5Current address: Kanazawa University School of Pharmaceutical Sciences, Kanazawa, Japan.
Received 18 August 2009; Revised 21 December 2009; Accepted 22 December 2009; Published online 9 February 2010.

Top of pageAbstract

Background:

The expression of side-population (SP) cells and their relation to tumour-initiating cells (T-ICs) have been insufficiently studied in breast cancer (BC). We therefore evaluated primary cell cultures derived from patients and a panel of human BC cell lines with luminal- or basal-molecular signatures for the presence of SP and BC stem cell markers.

Methods:

The SPs from luminal-type BC were analysed for BC T-IC characteristics, including human epidermal growth factor receptor 2 (HER2), ERα, IGFBP7 expression and their ability to initiate tumours in non-obese diabetic severe combined immunodeficiency (NOD/SCID) mice. Pharmacological modulators were used to assess the effects of HER2 signalling and breast cancer-resistance protein (BCRP) expression on SPs.

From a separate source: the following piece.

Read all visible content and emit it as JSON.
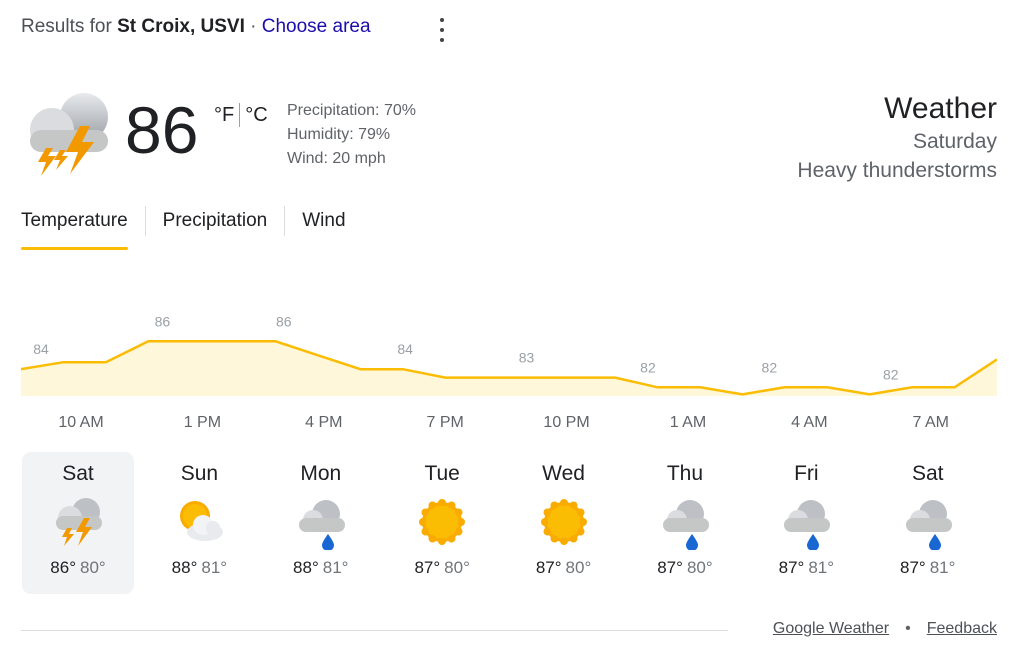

Results:

The SP was more prevalent in the luminal subtype of BC compared with the basal subtype. HER2 expression was significantly correlated with the occurrence of an SP (r2=0.75, P=0.0003). Disappearance of SP in the presence of Ko143, a specific inhibitor of the ATP-binding cassette transporter BCRP, suggests that BCRP is the predominant transporter expressed in this population. The SP also decreased in the presence of HER2 signalling inhibitors AG825 or trastuzumab, strengthening the notion that HER2 contributed to the SP phenotype, likely through downstream AKT signalling. The SP cells from luminal-type MCF-7 cells with enforced expression of HER2, and primary cells with luminal-like properties from a BC patient, displayed enrichment in cells capable of repopulating tumours in NOD/SCID mice. Engraftment of SP cells was inhibited by pretreatment with AG825 or by in vivo treatment with trastuzumab.

Interpretation:

Our findings indicate an important role of HER2 in regulating SP and hence T-ICs in BC, which may account for the poor responsiveness of HER2-positive BCs to chemotherapy, as well as their aggressiveness.

Keywords:

SP, BC, luminal, HER2, T-ICs
__________________

Mom's treatment history (link)
Rich66 is offline   Reply With Quote
Reply

Thread Tools
Display Modes

Posting Rules
You may not post new threads
You may not post replies
You may not post attachments
You may not edit your posts

BB code is On
Smilies are On
[IMG] code is On
HTML code is On

Forum Jump


All times are GMT -7. The time now is 10:40 PM.


Powered by vBulletin® Version 3.8.7
Copyright ©2000 - 2020, vBulletin Solutions, Inc.
Copyright HER2 Support Group 2007
free webpage hit counter